In lieu of an abstract, here is a brief excerpt of the content:

Social Science History 24.4 (2000) 685-696

[Access article in PDF]

Analytic Narratives Revisited

Robert Bates, Avner Greif, Margaret Levi, Jean-Laurent Rosenthal, and Barry Weingast

We welcome the animated debate raised by Analytic Narratives concerning social scientific methods and the scope of rational choice. Advocates of mathematical and rational models have long claimed they have much to tell us about situations where behavior can be quantified or where the situation under study recurs many times. However, it was thought impermissible for rational choice theories (and rational choice) to venture into the analysis of big events. Political scientists like Gary King, Robert Keohane, and Sidney Verba [End Page 685] (1994) implicitly conceded the issue by concentrating on the problem of case selection when the number of cases is small but greater than one. We believe unique events are too important to leave aside, and we use rational choice, particularly game theory, as a means to study unique events.

A symposium on AN is a difficult exercise. The writing of analytic narratives is still in its infancy, and the topics and aims of the volume range across disciplines and over more than a millennium. The commentaries by Daniel Carpenter, Sunita Parikh, and Theda Skocpol reflect a patience and openness that we can only applaud. Overall they agree on the merits of the enterprise but debate the nature, relevance, and extensiveness of our contribution. The question that we must therefore confront is not whether to craft analytic narratives but what constitute the standards for research in this vein.

Our critics perceptively indict us for a number of misdemeanors and perhaps even a few felonies. To most of Carpenter’s, Parikh’s, and Skocpol’s charges we plead guilty with honor. Rather than responding to each of their criticisms individually we recognize that they fundamentally concern four issues: (1) Does AN actually deliver what the introduction promises? (2) Where is the narrative? (3) Where is the analytical method? (4) How do we transform an approach to problems into a research area in social science?

Moving from the Introduction to the Cases

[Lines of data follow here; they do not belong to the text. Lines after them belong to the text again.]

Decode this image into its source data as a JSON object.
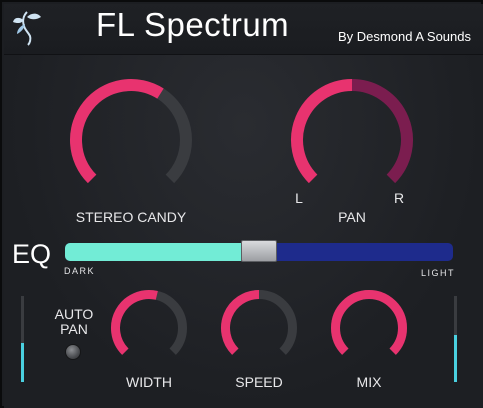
{
  "header": {
    "title": "FL Spectrum",
    "byline": "By Desmond A Sounds",
    "logo": "fruit-logo-icon"
  },
  "knobs": {
    "stereo_candy": {
      "label": "STEREO CANDY",
      "value": 0.62
    },
    "pan": {
      "label": "PAN",
      "left_label": "L",
      "right_label": "R",
      "value": 0.5
    },
    "width": {
      "label": "WIDTH",
      "value": 0.55
    },
    "speed": {
      "label": "SPEED",
      "value": 0.5
    },
    "mix": {
      "label": "MIX",
      "value": 1.0
    }
  },
  "eq": {
    "label": "EQ",
    "left_label": "DARK",
    "right_label": "LIGHT",
    "value": 0.5
  },
  "auto_pan": {
    "label": "AUTO PAN",
    "enabled": false
  },
  "meters": {
    "left_level": 0.45,
    "right_level": 0.55
  },
  "colors": {
    "accent": "#e8336f",
    "pan_right": "#7b1d4f",
    "track": "#3a3c40",
    "eq_fill": "#72ecd6",
    "eq_track": "#1e2b8c",
    "meter": "#4ad0e0"
  }
}
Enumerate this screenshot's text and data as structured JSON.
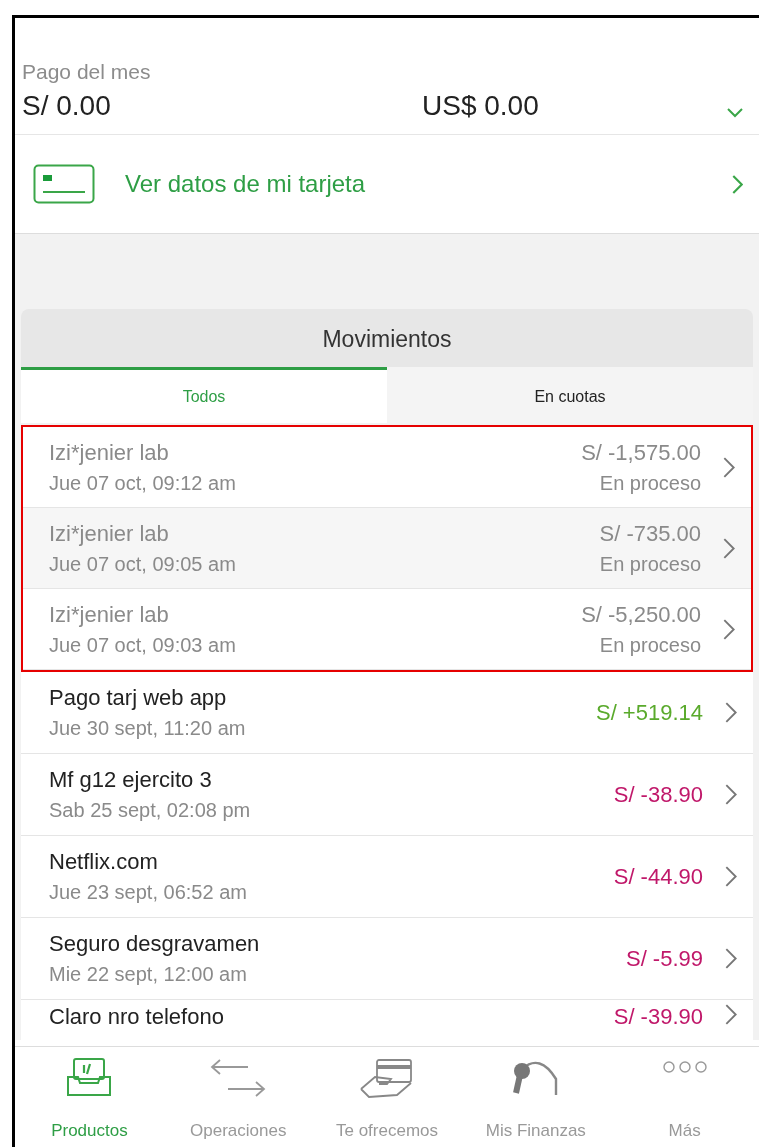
{
  "payment": {
    "label": "Pago del mes",
    "amount_pen": "S/ 0.00",
    "amount_usd": "US$ 0.00",
    "expanded": false
  },
  "card_link": {
    "label": "Ver datos de mi tarjeta"
  },
  "movements": {
    "title": "Movimientos",
    "tabs": [
      {
        "label": "Todos",
        "selected": true
      },
      {
        "label": "En cuotas",
        "selected": false
      }
    ],
    "highlight_pending": true,
    "rows": [
      {
        "kind": "pending",
        "name": "Izi*jenier lab",
        "date": "Jue 07 oct, 09:12 am",
        "amount": "S/ -1,575.00",
        "status": "En proceso"
      },
      {
        "kind": "pending",
        "name": "Izi*jenier lab",
        "date": "Jue 07 oct, 09:05 am",
        "amount": "S/ -735.00",
        "status": "En proceso"
      },
      {
        "kind": "pending",
        "name": "Izi*jenier lab",
        "date": "Jue 07 oct, 09:03 am",
        "amount": "S/ -5,250.00",
        "status": "En proceso"
      },
      {
        "kind": "credit",
        "name": "Pago tarj web app",
        "date": "Jue 30 sept, 11:20 am",
        "amount": "S/ +519.14"
      },
      {
        "kind": "debit",
        "name": "Mf g12 ejercito 3",
        "date": "Sab 25 sept, 02:08 pm",
        "amount": "S/ -38.90"
      },
      {
        "kind": "debit",
        "name": "Netflix.com",
        "date": "Jue 23 sept, 06:52 am",
        "amount": "S/ -44.90"
      },
      {
        "kind": "debit",
        "name": "Seguro desgravamen",
        "date": "Mie 22 sept, 12:00 am",
        "amount": "S/ -5.99"
      },
      {
        "kind": "debit",
        "name": "Claro nro telefono",
        "amount": "S/ -39.90"
      }
    ]
  },
  "nav": [
    {
      "label": "Productos",
      "kind": "products",
      "selected": true
    },
    {
      "label": "Operaciones",
      "kind": "transfer",
      "selected": false
    },
    {
      "label": "Te ofrecemos",
      "kind": "offer",
      "selected": false
    },
    {
      "label": "Mis Finanzas",
      "kind": "gauge",
      "selected": false
    },
    {
      "label": "Más",
      "kind": "more",
      "selected": false
    }
  ]
}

Is analytic narrative a method or an approach? This important question remains unresolved among the authors and consequently is evaded or inconsistently treated throughout the book. The commentary authors and other critics note that there is dissonance between the claims of the introduction and the content of the chapters. The dissonance is partly a reflection of an introduction written as a manifesto versus chapters written to advance substantive knowledge and analysis. But the dissonance runs deeper than that. Each chapter establishes that rational choice models can be used to organize a narrative of important moments in history, yet none goes very far in establishing how this can be done for moments other than those the chapter considers.

Carpenter, Skocpol, and Parikh argue convincingly that it is too early to equate analytic narrative with a method. As an approach, analytic narrative is most attractive to scholars who seek to evaluate the strength of parsimonious causal mechanisms. The requirement of explicit theorizing compels scholars [End Page 686] to make causal statements and, if the model is to be fully explicated, to identify a small number of variables.

The advantages of this approach are twofold. First, it provides the researcher with some discipline. If the model is important, the narrative should not rely overmuch on factors outside the model. Hence, an explicit theory allows the scholar to distill the narrative. Second, research of this kind can proceed by iteration. A given narrative suggests a model that when explicated ought to have implications for the structure of relationships (the institutions) within which the events occurred. Those implications force the scholar to reconsider the narrative and then to reevaluate the extent to which key elements of the narrative lie outside the proposed theory. If one must appeal too often to forces outside the model, then the theory must be rejected. Analytic narrative is therefore an inductive approach that challenges both the evidence about the event of interest and theories that structure that evidence. Considered...


Additional Information

Print ISSN
pp. 685-696
Launched on MUSE
Open Access
Back To Top

This website uses cookies to ensure you get the best experience on our website. Without cookies your experience may not be seamless.